About this exercise:
Pictures should be omitted from your copy. Everything else in the entries below must be restated word for word.

▬▬▬▬▬▬

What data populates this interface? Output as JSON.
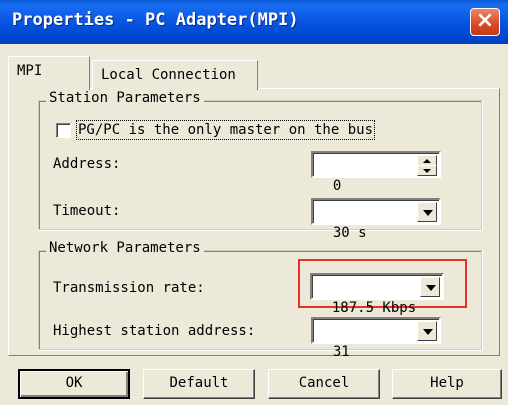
{
  "window": {
    "title": "Properties - PC Adapter(MPI)",
    "close_glyph": "×"
  },
  "tabs": [
    {
      "label": "MPI",
      "active": true
    },
    {
      "label": "Local Connection",
      "active": false
    }
  ],
  "station_parameters": {
    "group_label": "Station Parameters",
    "only_master": {
      "label": "PG/PC is the only master on the bus",
      "checked": false
    },
    "address": {
      "label": "Address:",
      "value": "0"
    },
    "timeout": {
      "label": "Timeout:",
      "value": "30 s"
    }
  },
  "network_parameters": {
    "group_label": "Network Parameters",
    "transmission_rate": {
      "label": "Transmission rate:",
      "value": "187.5 Kbps"
    },
    "highest_station_address": {
      "label": "Highest station address:",
      "value": "31"
    }
  },
  "buttons": {
    "ok": "OK",
    "default": "Default",
    "cancel": "Cancel",
    "help": "Help"
  },
  "colors": {
    "titlebar": "#0a58e4",
    "highlight_box": "#e8302a",
    "dialog_bg": "#ece9d8"
  }
}
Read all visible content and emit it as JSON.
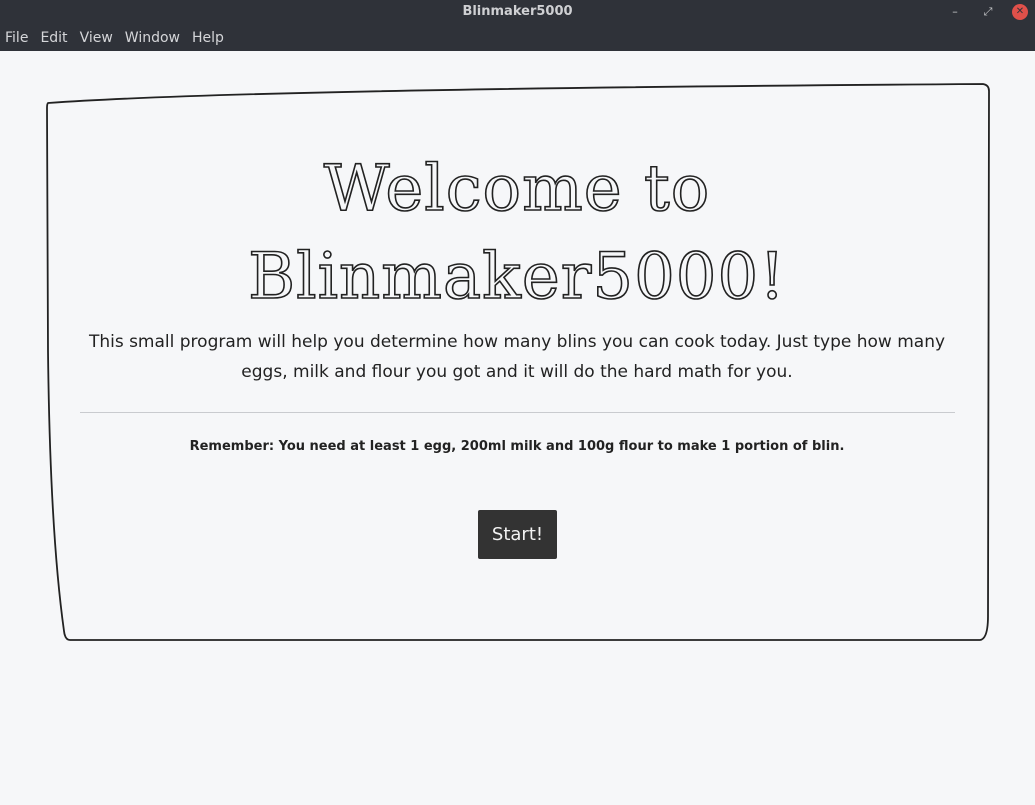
{
  "window": {
    "title": "Blinmaker5000",
    "minimize_glyph": "–",
    "maximize_glyph": "⤢",
    "close_glyph": "✕"
  },
  "menu": {
    "items": [
      {
        "label": "File"
      },
      {
        "label": "Edit"
      },
      {
        "label": "View"
      },
      {
        "label": "Window"
      },
      {
        "label": "Help"
      }
    ]
  },
  "main": {
    "heading_line1": "Welcome to",
    "heading_line2": "Blinmaker5000!",
    "intro": "This small program will help you determine how many blins you can cook today. Just type how many eggs, milk and flour you got and it will do the hard math for you.",
    "remember": "Remember: You need at least 1 egg, 200ml milk and 100g flour to make 1 portion of blin.",
    "start_label": "Start!"
  },
  "colors": {
    "titlebar": "#2f3239",
    "background": "#f6f7f9",
    "button": "#333333",
    "close": "#e0504a"
  }
}
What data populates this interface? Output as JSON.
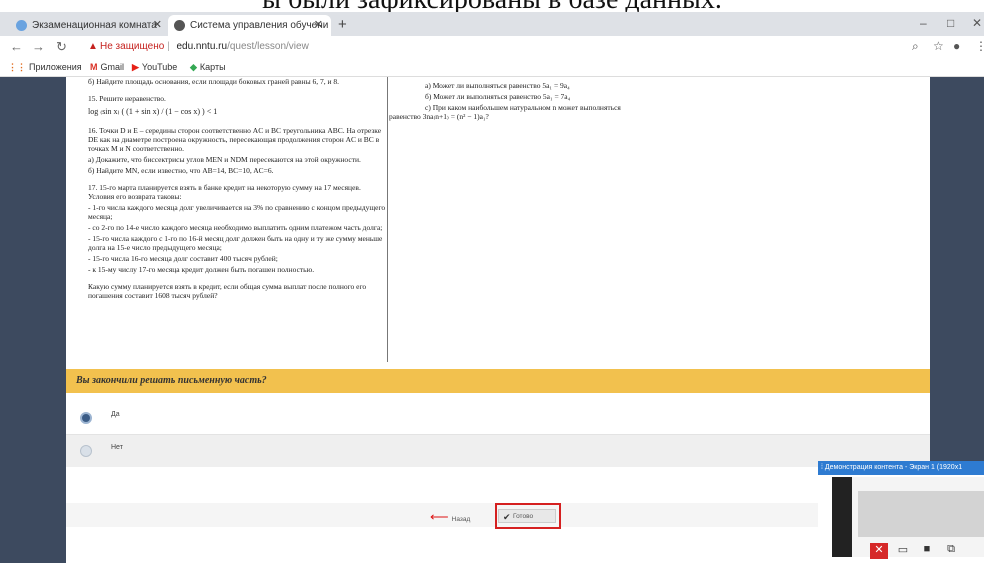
{
  "caption": "ы были зафиксированы в базе данных.",
  "tabs": [
    {
      "label": "Экзаменационная комната",
      "active": false
    },
    {
      "label": "Система управления обучени",
      "active": true
    }
  ],
  "address": {
    "security": "Не защищено",
    "host": "edu.nntu.ru",
    "path": "/quest/lesson/view"
  },
  "bookmarks": [
    "Приложения",
    "Gmail",
    "YouTube",
    "Карты"
  ],
  "left_column": {
    "q14_tail": "б) Найдите площадь основания, если площади боковых граней равны 6, 7, и 8.",
    "q15_title": "15. Решите неравенство.",
    "q15_formula": "log ₍sin x₎ ( (1 + sin x) / (1 − cos x) ) < 1",
    "q16": "16. Точки D и E – середины сторон соответственно AC и BC треугольника ABC. На отрезке DE как на диаметре построена окружность, пересекающая продолжения сторон AC и BC в точках M и N соответственно.",
    "q16_a": "а) Докажите, что биссектрисы углов MEN и NDM пересекаются на этой окружности.",
    "q16_b": "б) Найдите MN, если известно, что AB=14, BC=10, AC=6.",
    "q17_intro": "17. 15-го марта планируется взять в банке кредит на некоторую сумму на 17 месяцев. Условия его возврата таковы:",
    "q17_items": [
      "- 1-го числа каждого месяца долг увеличивается на 3% по сравнению с концом предыдущего месяца;",
      "- со 2-го по 14-е число каждого месяца необходимо выплатить одним платежом часть долга;",
      "- 15-го числа каждого с 1-го по 16-й месяц долг должен быть на одну и ту же сумму меньше долга на 15-е число предыдущего месяца;",
      "- 15-го числа 16-го месяца долг составит 400 тысяч рублей;",
      "- к 15-му числу 17-го месяца кредит должен быть погашен полностью."
    ],
    "q17_question": "Какую сумму планируется взять в кредит, если общая сумма выплат после полного его погашения составит 1608 тысяч рублей?"
  },
  "right_column": {
    "a": "а) Может ли выполняться равенство 5a₁ = 9a₄",
    "b": "б) Может ли выполняться равенство 5a₁ = 7a₄",
    "c": "с) При каком наибольшем натуральном n может выполняться",
    "c2": "равенство 3na₍n+1₎ = (n² − 1)a₁?"
  },
  "question": "Вы закончили решать письменную часть?",
  "options": [
    {
      "label": "Да",
      "selected": true
    },
    {
      "label": "Нет",
      "selected": false
    }
  ],
  "buttons": {
    "back": "Назад",
    "ready": "Готово"
  },
  "share": {
    "title": "Демонстрация контента - Экран 1 (1920x1"
  },
  "colors": {
    "page_bg": "#3d4a5f",
    "question_bar": "#f2c14e",
    "highlight": "#d52020",
    "share_bar": "#2e7bd1"
  }
}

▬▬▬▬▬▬

Solved problem:
What data populates this interface? Output as JSON.
{
  "window": {
    "title": "Properties - PC Adapter(MPI)",
    "close_glyph": "×"
  },
  "tabs": [
    {
      "label": "MPI",
      "active": true
    },
    {
      "label": "Local Connection",
      "active": false
    }
  ],
  "station_parameters": {
    "group_label": "Station Parameters",
    "only_master": {
      "label": "PG/PC is the only master on the bus",
      "checked": false
    },
    "address": {
      "label": "Address:",
      "value": "0"
    },
    "timeout": {
      "label": "Timeout:",
      "value": "30 s"
    }
  },
  "network_parameters": {
    "group_label": "Network Parameters",
    "transmission_rate": {
      "label": "Transmission rate:",
      "value": "187.5 Kbps"
    },
    "highest_station_address": {
      "label": "Highest station address:",
      "value": "31"
    }
  },
  "buttons": {
    "ok": "OK",
    "default": "Default",
    "cancel": "Cancel",
    "help": "Help"
  },
  "colors": {
    "titlebar": "#0a58e4",
    "highlight_box": "#e8302a",
    "dialog_bg": "#ece9d8"
  }
}
Read all visible content and emit it as JSON.
{
  "window": {
    "title": "Blinmaker5000",
    "minimize_glyph": "–",
    "maximize_glyph": "⤢",
    "close_glyph": "✕"
  },
  "menu": {
    "items": [
      {
        "label": "File"
      },
      {
        "label": "Edit"
      },
      {
        "label": "View"
      },
      {
        "label": "Window"
      },
      {
        "label": "Help"
      }
    ]
  },
  "main": {
    "heading_line1": "Welcome to",
    "heading_line2": "Blinmaker5000!",
    "intro": "This small program will help you determine how many blins you can cook today. Just type how many eggs, milk and flour you got and it will do the hard math for you.",
    "remember": "Remember: You need at least 1 egg, 200ml milk and 100g flour to make 1 portion of blin.",
    "start_label": "Start!"
  },
  "colors": {
    "titlebar": "#2f3239",
    "background": "#f6f7f9",
    "button": "#333333",
    "close": "#e0504a"
  }
}
What data populates this interface? Output as JSON.
{
  "caption": "ы были зафиксированы в базе данных.",
  "tabs": [
    {
      "label": "Экзаменационная комната",
      "active": false
    },
    {
      "label": "Система управления обучени",
      "active": true
    }
  ],
  "address": {
    "security": "Не защищено",
    "host": "edu.nntu.ru",
    "path": "/quest/lesson/view"
  },
  "bookmarks": [
    "Приложения",
    "Gmail",
    "YouTube",
    "Карты"
  ],
  "left_column": {
    "q14_tail": "б) Найдите площадь основания, если площади боковых граней равны 6, 7, и 8.",
    "q15_title": "15. Решите неравенство.",
    "q15_formula": "log ₍sin x₎ ( (1 + sin x) / (1 − cos x) ) < 1",
    "q16": "16. Точки D и E – середины сторон соответственно AC и BC треугольника ABC. На отрезке DE как на диаметре построена окружность, пересекающая продолжения сторон AC и BC в точках M и N соответственно.",
    "q16_a": "а) Докажите, что биссектрисы углов MEN и NDM пересекаются на этой окружности.",
    "q16_b": "б) Найдите MN, если известно, что AB=14, BC=10, AC=6.",
    "q17_intro": "17. 15-го марта планируется взять в банке кредит на некоторую сумму на 17 месяцев. Условия его возврата таковы:",
    "q17_items": [
      "- 1-го числа каждого месяца долг увеличивается на 3% по сравнению с концом предыдущего месяца;",
      "- со 2-го по 14-е число каждого месяца необходимо выплатить одним платежом часть долга;",
      "- 15-го числа каждого с 1-го по 16-й месяц долг должен быть на одну и ту же сумму меньше долга на 15-е число предыдущего месяца;",
      "- 15-го числа 16-го месяца долг составит 400 тысяч рублей;",
      "- к 15-му числу 17-го месяца кредит должен быть погашен полностью."
    ],
    "q17_question": "Какую сумму планируется взять в кредит, если общая сумма выплат после полного его погашения составит 1608 тысяч рублей?"
  },
  "right_column": {
    "a": "а) Может ли выполняться равенство 5a₁ = 9a₄",
    "b": "б) Может ли выполняться равенство 5a₁ = 7a₄",
    "c": "с) При каком наибольшем натуральном n может выполняться",
    "c2": "равенство 3na₍n+1₎ = (n² − 1)a₁?"
  },
  "question": "Вы закончили решать письменную часть?",
  "options": [
    {
      "label": "Да",
      "selected": true
    },
    {
      "label": "Нет",
      "selected": false
    }
  ],
  "buttons": {
    "back": "Назад",
    "ready": "Готово"
  },
  "share": {
    "title": "Демонстрация контента - Экран 1 (1920x1"
  },
  "colors": {
    "page_bg": "#3d4a5f",
    "question_bar": "#f2c14e",
    "highlight": "#d52020",
    "share_bar": "#2e7bd1"
  }
}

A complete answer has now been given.